    DarkwingPsyduck Active Member

    I think the problem goes double for you, though. Not only are you physically dependent on it, you cannot function properly without it. You NEED it to maintain quality of life.
  18. GoingNorth

    GoingNorth Crazy Cat Lady

    Yeah. It's definitely a quality of life thing. I don't get high from them. The Temazepam makes me sleepy, which is why I take it.

    The only benzo I have taken that made me high was Xanax, which was the first benzo prescribed for the panic disorder. I don't remember the dose, It put me to sleep and I woke up having missed 4 hours before I went to sleep, and then found out from my husband that I had apparently been awake while I thought I was sleeping.

    I called my then psychiatrist and insisted on a change in medications.
  19. SomewhereOutThere

    SomewhereOutThere Well-Known Member

    No benzo or any drug gets me high. Some give me scary hallucinations like painkillers. Morphine and fentatyl after my car accident...I didn't remember ten weeks of my life in the hospital, but I vividly recall hallucinations or dreams that never happened. Heck, even Tylenol 3 makes me hallucinate, although not as acutely. I can only take acemetaphene and narproxene.
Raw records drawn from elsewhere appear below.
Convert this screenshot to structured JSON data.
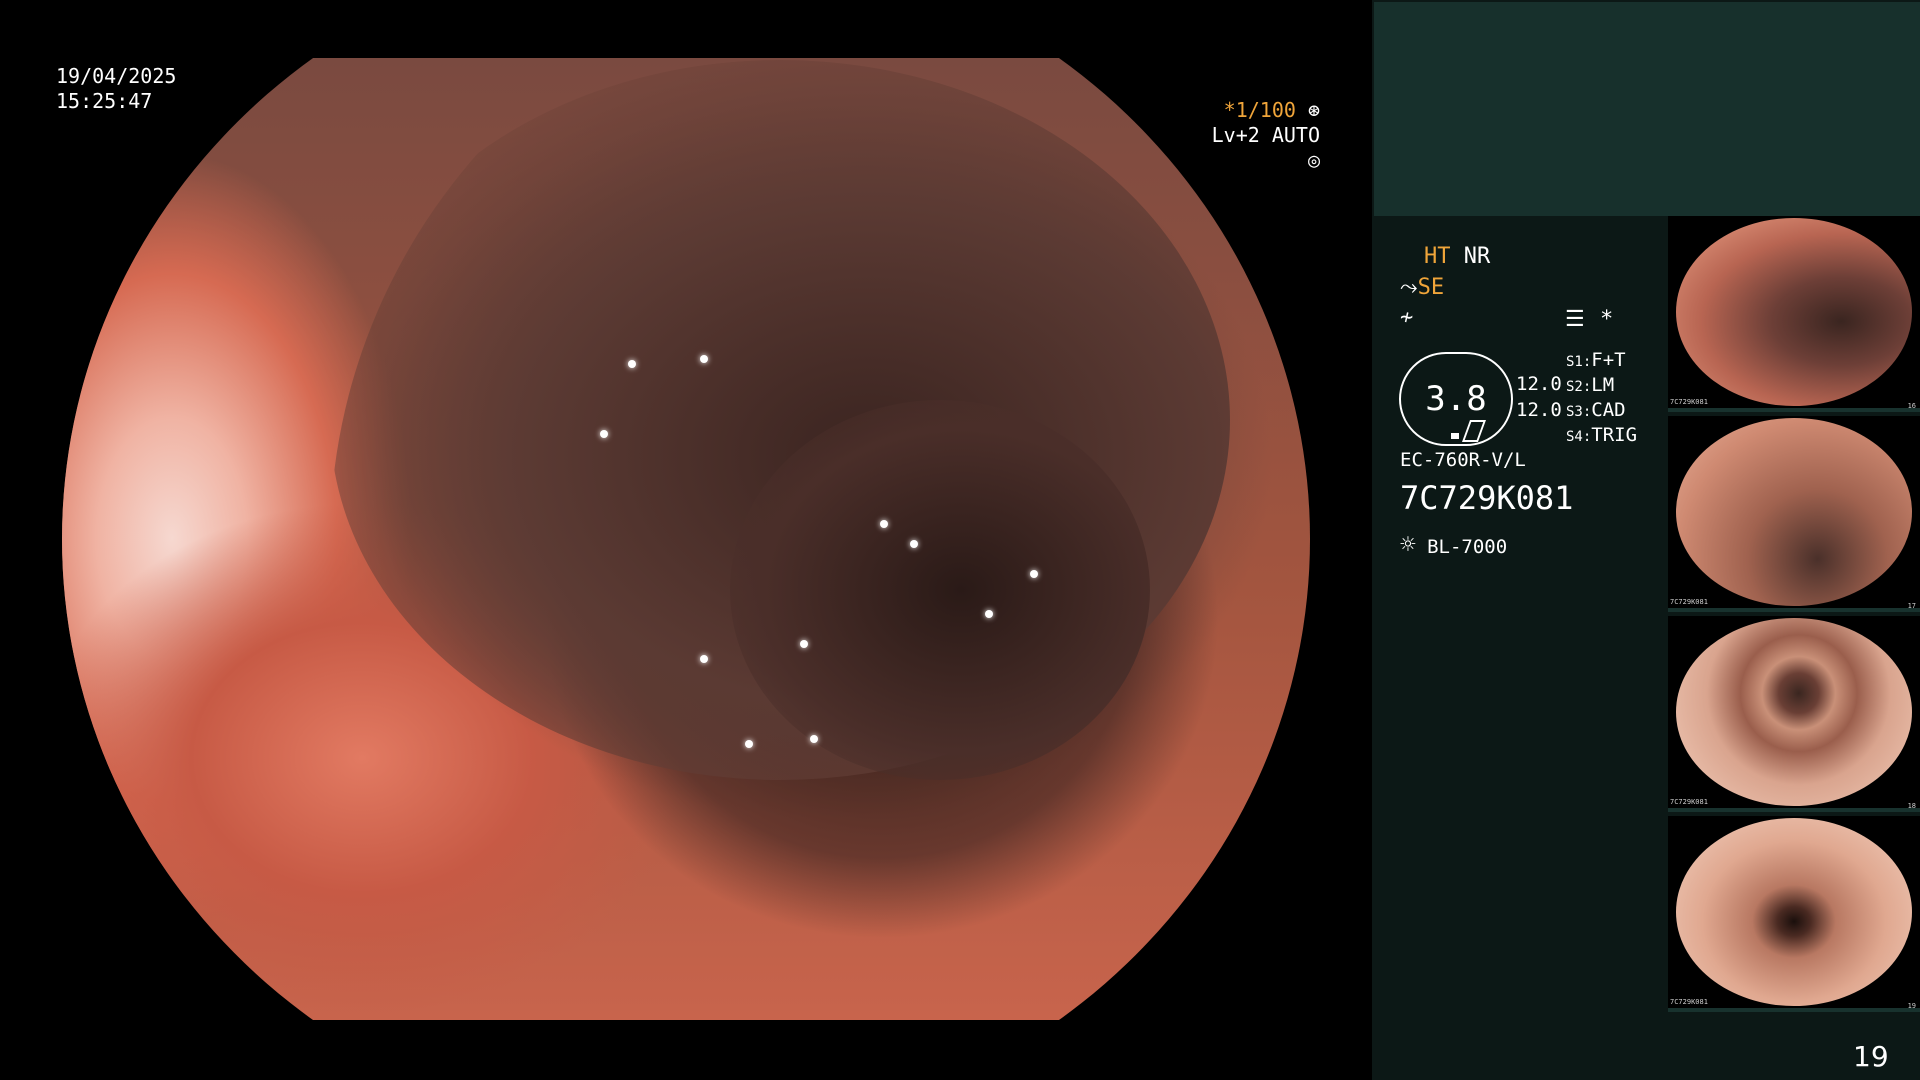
{
  "overlay": {
    "date": "19/04/2025",
    "time": "15:25:47",
    "shutter": "*1/100",
    "shutter_icon": "aperture-icon",
    "level": "Lv+2 AUTO",
    "level_icon": "iris-icon"
  },
  "side": {
    "ht": "HT",
    "nr": "NR",
    "se": "SE",
    "se_icon": "structure-enhance-icon",
    "f_icon": "filter-icon",
    "menu_icon": "settings-list-icon",
    "star": "*",
    "gauge_value": "3.8",
    "value_top": "12.0",
    "value_bottom": "12.0",
    "s1_label": "S1:",
    "s1_value": "F+T",
    "s2_label": "S2:",
    "s2_value": "LM",
    "s3_label": "S3:",
    "s3_value": "CAD",
    "s4_label": "S4:",
    "s4_value": "TRIG",
    "scope_model": "EC-760R-V/L",
    "serial": "7C729K081",
    "light_icon": "light-source-icon",
    "light_source": "BL-7000"
  },
  "thumbnails": [
    {
      "caption": "7C729K081",
      "num": "16"
    },
    {
      "caption": "7C729K081",
      "num": "17"
    },
    {
      "caption": "7C729K081",
      "num": "18"
    },
    {
      "caption": "7C729K081",
      "num": "19"
    }
  ],
  "page_number": "19"
}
    Benzos calm me without the high. I dont need or want more. But Xanax made me feel spacy and out of it. It scared me. Feeling that way reminds me of when I had depersonalization and derealization, both scary symptoms. I run from anything that makes me feel out of it and Xanax did. I tried it once. Never again.
    Last edited: Jul 28, 2016
  20. DarkwingPsyduck

    DarkwingPsyduck Active Member

    You are the opposite of an addict. For an addict, the quality of every aspect of our life decreases the more we use. Your quality of life decreases WITHOUT it. But, as you know, it is a tight rope walk.